***** THE INPUT

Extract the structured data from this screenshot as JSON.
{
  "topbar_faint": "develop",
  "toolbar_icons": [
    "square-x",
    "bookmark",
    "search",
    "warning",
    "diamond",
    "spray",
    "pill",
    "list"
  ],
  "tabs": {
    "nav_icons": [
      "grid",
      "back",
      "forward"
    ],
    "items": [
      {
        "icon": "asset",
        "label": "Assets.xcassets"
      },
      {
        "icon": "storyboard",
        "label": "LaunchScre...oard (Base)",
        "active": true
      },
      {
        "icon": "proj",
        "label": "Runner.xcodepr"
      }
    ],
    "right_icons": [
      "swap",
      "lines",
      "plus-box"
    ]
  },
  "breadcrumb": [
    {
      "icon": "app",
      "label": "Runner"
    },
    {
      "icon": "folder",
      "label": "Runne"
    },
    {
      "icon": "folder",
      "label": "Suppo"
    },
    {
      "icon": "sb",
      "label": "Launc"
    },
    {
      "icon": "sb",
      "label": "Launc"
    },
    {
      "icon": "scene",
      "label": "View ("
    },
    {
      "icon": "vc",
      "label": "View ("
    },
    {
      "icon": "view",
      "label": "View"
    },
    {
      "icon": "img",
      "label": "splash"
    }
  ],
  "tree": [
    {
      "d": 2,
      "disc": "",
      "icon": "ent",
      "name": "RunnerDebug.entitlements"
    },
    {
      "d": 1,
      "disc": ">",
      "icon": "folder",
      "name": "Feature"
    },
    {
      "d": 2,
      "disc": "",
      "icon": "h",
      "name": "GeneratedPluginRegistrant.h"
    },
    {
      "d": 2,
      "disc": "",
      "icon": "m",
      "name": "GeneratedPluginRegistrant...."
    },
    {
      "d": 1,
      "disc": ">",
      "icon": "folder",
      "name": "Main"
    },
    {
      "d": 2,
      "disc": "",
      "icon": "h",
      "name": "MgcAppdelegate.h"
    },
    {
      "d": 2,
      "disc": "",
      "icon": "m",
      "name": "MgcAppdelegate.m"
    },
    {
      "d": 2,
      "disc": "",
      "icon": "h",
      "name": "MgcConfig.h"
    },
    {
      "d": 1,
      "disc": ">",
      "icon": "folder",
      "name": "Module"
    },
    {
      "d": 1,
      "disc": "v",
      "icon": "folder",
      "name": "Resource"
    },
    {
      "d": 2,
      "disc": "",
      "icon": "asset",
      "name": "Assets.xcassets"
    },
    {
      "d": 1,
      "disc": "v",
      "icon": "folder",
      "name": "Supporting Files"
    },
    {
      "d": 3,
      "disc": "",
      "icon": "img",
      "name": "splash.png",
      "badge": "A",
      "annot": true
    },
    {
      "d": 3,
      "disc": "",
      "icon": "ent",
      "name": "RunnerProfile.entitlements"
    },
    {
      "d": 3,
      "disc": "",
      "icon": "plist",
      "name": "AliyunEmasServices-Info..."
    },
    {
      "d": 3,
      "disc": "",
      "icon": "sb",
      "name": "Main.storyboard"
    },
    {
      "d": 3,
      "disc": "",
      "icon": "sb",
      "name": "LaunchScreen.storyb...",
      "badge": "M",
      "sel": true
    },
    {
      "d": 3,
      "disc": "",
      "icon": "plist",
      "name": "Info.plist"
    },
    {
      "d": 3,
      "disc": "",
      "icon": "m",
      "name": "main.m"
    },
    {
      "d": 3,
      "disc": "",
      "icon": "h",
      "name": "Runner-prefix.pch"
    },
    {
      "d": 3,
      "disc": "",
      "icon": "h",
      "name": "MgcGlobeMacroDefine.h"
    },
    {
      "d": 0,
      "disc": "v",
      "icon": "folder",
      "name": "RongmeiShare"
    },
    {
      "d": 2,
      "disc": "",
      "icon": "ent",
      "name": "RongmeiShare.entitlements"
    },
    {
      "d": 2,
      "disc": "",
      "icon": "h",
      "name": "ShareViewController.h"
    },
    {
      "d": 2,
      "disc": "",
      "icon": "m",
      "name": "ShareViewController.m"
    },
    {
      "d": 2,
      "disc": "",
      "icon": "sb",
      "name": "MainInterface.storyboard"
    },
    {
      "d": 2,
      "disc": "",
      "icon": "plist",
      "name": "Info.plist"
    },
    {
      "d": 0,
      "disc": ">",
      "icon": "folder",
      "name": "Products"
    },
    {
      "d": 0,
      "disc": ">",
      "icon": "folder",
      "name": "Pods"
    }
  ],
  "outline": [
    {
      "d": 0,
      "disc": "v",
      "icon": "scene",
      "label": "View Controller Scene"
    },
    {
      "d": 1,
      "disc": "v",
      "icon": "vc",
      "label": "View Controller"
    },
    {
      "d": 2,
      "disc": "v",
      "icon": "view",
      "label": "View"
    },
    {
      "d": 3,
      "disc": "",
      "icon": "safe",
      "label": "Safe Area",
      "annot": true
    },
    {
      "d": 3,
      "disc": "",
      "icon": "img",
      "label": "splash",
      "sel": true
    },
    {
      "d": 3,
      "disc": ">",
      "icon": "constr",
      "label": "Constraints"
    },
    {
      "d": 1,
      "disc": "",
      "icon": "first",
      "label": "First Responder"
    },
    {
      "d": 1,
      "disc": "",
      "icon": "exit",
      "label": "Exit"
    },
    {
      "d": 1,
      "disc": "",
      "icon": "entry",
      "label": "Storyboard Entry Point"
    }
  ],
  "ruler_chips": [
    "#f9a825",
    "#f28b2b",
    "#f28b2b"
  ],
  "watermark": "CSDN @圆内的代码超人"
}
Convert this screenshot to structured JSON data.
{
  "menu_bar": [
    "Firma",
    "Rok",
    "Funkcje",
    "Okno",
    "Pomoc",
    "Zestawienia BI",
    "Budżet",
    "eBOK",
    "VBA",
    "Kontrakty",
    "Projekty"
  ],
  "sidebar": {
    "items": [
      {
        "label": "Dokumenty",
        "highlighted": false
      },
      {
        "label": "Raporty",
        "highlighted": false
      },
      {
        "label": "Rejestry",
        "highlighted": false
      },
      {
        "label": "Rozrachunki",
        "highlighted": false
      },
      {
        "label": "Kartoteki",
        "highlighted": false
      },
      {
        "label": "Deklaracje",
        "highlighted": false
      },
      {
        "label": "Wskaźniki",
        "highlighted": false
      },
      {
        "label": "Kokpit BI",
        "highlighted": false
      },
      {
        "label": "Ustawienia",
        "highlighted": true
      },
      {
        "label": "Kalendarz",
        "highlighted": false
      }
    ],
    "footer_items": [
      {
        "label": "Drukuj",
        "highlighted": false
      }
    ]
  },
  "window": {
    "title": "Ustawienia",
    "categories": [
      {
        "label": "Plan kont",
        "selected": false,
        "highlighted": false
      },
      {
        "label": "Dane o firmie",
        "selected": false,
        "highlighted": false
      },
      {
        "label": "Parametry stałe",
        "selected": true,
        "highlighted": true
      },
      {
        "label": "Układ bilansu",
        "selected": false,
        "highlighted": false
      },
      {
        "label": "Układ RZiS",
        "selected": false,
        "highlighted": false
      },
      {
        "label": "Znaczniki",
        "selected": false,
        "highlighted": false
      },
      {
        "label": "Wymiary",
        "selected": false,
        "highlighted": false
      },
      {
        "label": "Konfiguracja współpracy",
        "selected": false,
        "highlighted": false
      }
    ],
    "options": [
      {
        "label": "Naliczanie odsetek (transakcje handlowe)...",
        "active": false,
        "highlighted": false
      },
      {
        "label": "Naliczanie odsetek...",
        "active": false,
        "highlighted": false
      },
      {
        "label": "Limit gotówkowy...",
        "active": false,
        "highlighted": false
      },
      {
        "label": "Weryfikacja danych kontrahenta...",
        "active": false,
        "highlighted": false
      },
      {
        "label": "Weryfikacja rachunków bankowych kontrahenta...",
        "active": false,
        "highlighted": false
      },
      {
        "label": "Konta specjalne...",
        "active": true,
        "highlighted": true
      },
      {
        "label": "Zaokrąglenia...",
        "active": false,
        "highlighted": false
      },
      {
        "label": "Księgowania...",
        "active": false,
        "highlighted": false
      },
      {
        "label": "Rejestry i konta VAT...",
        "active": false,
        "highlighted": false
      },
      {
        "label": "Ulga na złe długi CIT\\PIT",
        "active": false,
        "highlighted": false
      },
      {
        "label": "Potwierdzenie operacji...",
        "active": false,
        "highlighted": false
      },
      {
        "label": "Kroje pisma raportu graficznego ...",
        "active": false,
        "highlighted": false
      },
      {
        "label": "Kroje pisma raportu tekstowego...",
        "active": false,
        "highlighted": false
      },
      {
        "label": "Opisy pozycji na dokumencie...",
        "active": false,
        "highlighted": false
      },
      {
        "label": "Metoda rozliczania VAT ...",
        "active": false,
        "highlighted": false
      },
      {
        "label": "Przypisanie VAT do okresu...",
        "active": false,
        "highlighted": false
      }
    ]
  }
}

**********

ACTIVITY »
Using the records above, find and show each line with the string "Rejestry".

RESPONSE »
        "label": "Rejestry",
        "label": "Rejestry i konta VAT...",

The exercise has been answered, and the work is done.